By Piyaporn Wongruang
Bangkok, Thailand, February 1, 2016
As of Tuesday, the combined amount of usable water retained in seven major dams, including Bhumibol and Sirikit, that feed the Central plains stood at around 3,300 million cubic metres, or 18 per cent of their combined capacity of around 24,700 million cu.
The National Water Resources Committee (NWRC) came up with this figure at the end of November as it does every year, and after seeing these numbers, I must say it is of serious concern and I wonder how we will be able to survive yet another drought.
After meeting the NWRC on Monday, the authorities instructed concerned officials to review the possibility of drawing water from the Salween on the West and the Mekong on the East to fill our fast depleting dams.
I’m just wondering if this will really pull us out of our water problems. Water diversion has always been one of the solutions engineered to tackle drought issues here in Thailand, but after following this issue for over a decade, I’ve learned that this and several other related projects have been “dusted off ambitions”.
Though diverting water from the Salween River may not pose much of a challenge as it only runs through Thailand and Myanmar, but pumping water from the Mekong may be a bit more complicated because there are not two, but six countries that have to share this river. The Mekong River Commission (MRC) seems to have been working well in modernising rules and regulations to help regulate this river and the use of its resources, with all diversions being controlled in some way.

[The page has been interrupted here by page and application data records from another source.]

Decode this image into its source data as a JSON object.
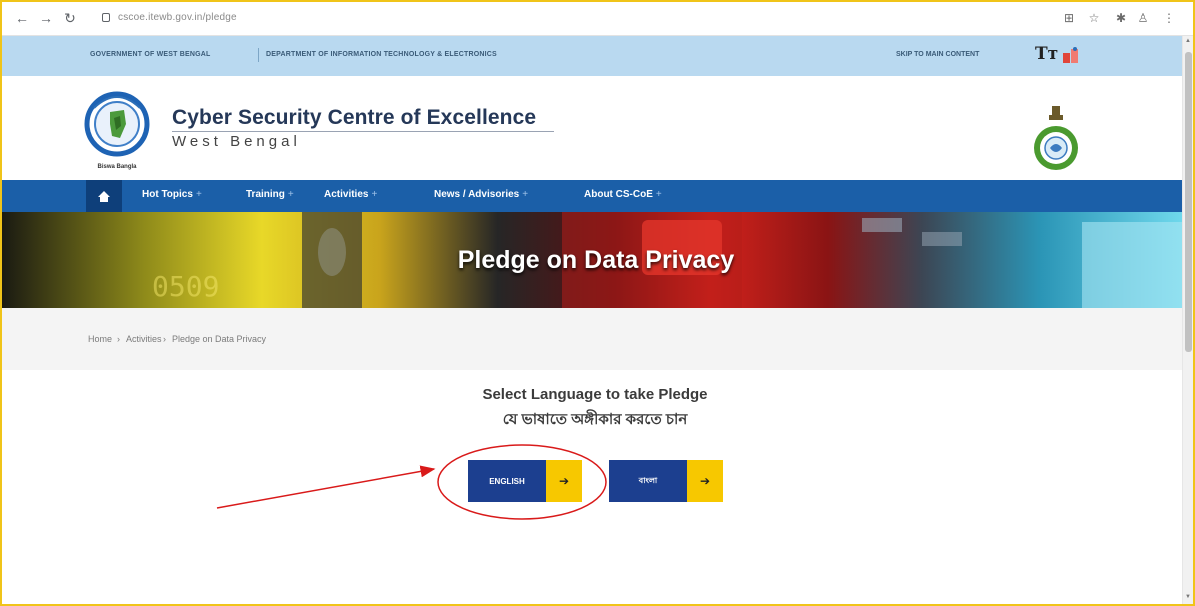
{
  "browser": {
    "url": "cscoe.itewb.gov.in/pledge"
  },
  "gov_strip": {
    "left_1": "GOVERNMENT OF WEST BENGAL",
    "left_2": "DEPARTMENT OF INFORMATION TECHNOLOGY & ELECTRONICS",
    "skip": "SKIP TO MAIN CONTENT",
    "text_size": "Tт"
  },
  "header": {
    "title": "Cyber Security Centre of Excellence",
    "subtitle": "West Bengal",
    "logo_caption": "Biswa Bangla"
  },
  "nav": {
    "items": [
      {
        "label": "Hot Topics"
      },
      {
        "label": "Training"
      },
      {
        "label": "Activities"
      },
      {
        "label": "News / Advisories"
      },
      {
        "label": "About CS-CoE"
      }
    ],
    "chevron": "+"
  },
  "banner": {
    "title": "Pledge on Data Privacy",
    "digits": "0509"
  },
  "breadcrumb": {
    "home": "Home",
    "activities": "Activities",
    "current": "Pledge on Data Privacy",
    "sep": "›"
  },
  "main": {
    "heading_en": "Select Language to take Pledge",
    "heading_bn": "যে ভাষাতে অঙ্গীকার করতে চান",
    "buttons": [
      {
        "label": "ENGLISH",
        "arrow": "➔"
      },
      {
        "label": "বাংলা",
        "arrow": "➔"
      }
    ]
  },
  "colors": {
    "nav_blue": "#1b5fa8",
    "button_blue": "#1c3f8f",
    "button_yellow": "#f7c800",
    "gov_strip": "#b9d9f0",
    "annotation_red": "#d91a1a",
    "frame_border": "#f0c419"
  }
}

Unfortunately, the rules are far too weak to cope with the rising demand for water, and Thailand, which is in a desperate state, is determined to rely on the river’s stocks. The MRC, the only body regulating the river, states that all neighbouring countries have to be notified in advance if any water is diverted from the river, though this cannot guarantee the avoidance of any adverse impacts as this rule does not require anything serious other than a notification.

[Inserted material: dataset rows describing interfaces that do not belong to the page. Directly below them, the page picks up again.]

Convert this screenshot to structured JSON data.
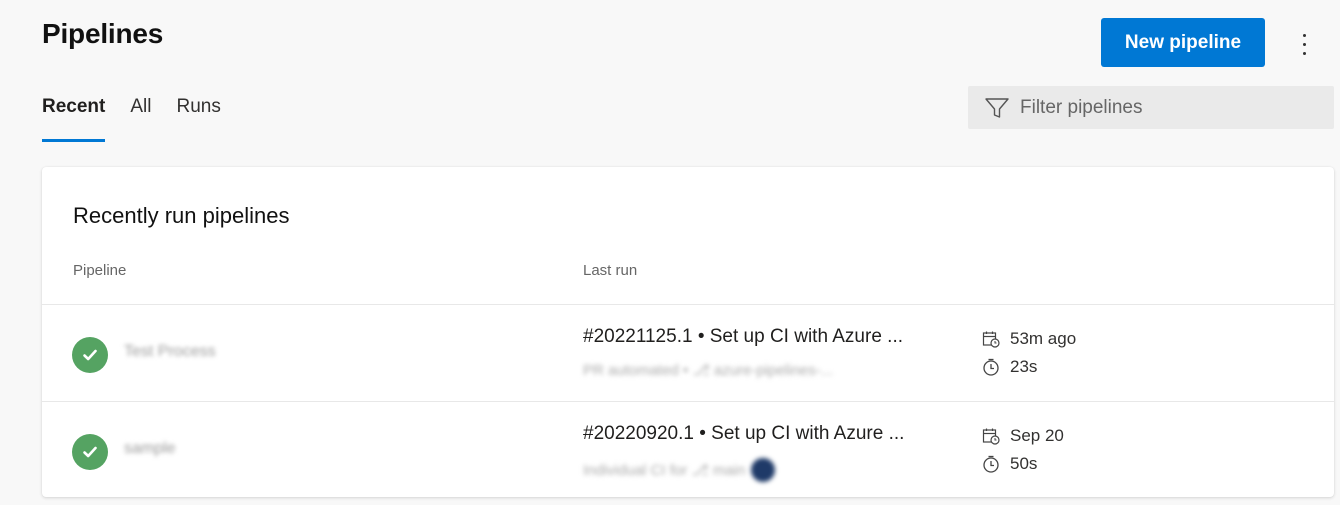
{
  "header": {
    "title": "Pipelines",
    "new_pipeline_label": "New pipeline",
    "more_actions_icon": "more-vertical-icon"
  },
  "tabs": [
    {
      "label": "Recent",
      "active": true
    },
    {
      "label": "All",
      "active": false
    },
    {
      "label": "Runs",
      "active": false
    }
  ],
  "filter": {
    "placeholder": "Filter pipelines",
    "value": "",
    "icon": "filter-icon"
  },
  "card": {
    "title": "Recently run pipelines",
    "columns": {
      "pipeline": "Pipeline",
      "last_run": "Last run"
    },
    "rows": [
      {
        "status": "succeeded",
        "status_icon": "check-circle-icon",
        "name": "Test Process",
        "run_title": "#20221125.1 • Set up CI with Azure ...",
        "run_subtitle": "PR automated • ⎇ azure-pipelines-...",
        "date": "53m ago",
        "duration": "23s"
      },
      {
        "status": "succeeded",
        "status_icon": "check-circle-icon",
        "name": "sample",
        "run_title": "#20220920.1 • Set up CI with Azure ...",
        "run_subtitle": "Individual CI for ⎇ main",
        "date": "Sep 20",
        "duration": "50s"
      }
    ]
  },
  "colors": {
    "accent": "#0078d4",
    "success": "#55a362",
    "background": "#f8f8f8",
    "card": "#ffffff"
  }
}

Pumping water out of rivers, apart from having an adverse environmental impact, can also trigger conflicts between countries. Also, since river-bank erosion is one of the most serious and immediate threats, few countries go for this option. Therefore, the biggest question at his point is whether it is time for Thailand to come up with a sustainable solution as well as an integrated water-management system instead of suffering every time the country is hit by drought. To ensure that there is enough water for everybody, well-planned management of water stocks is one thing, but what is really necessary is a holistic view for a more sustainable solution. In order to achieve that, each individual needs to change their water-wasting behaviour so proper water-management can have a chance. Otherwise it will become very difficult for us to escape from the scarcity of water and clashes with others.
Image: Piyawat Hirunwatanasuk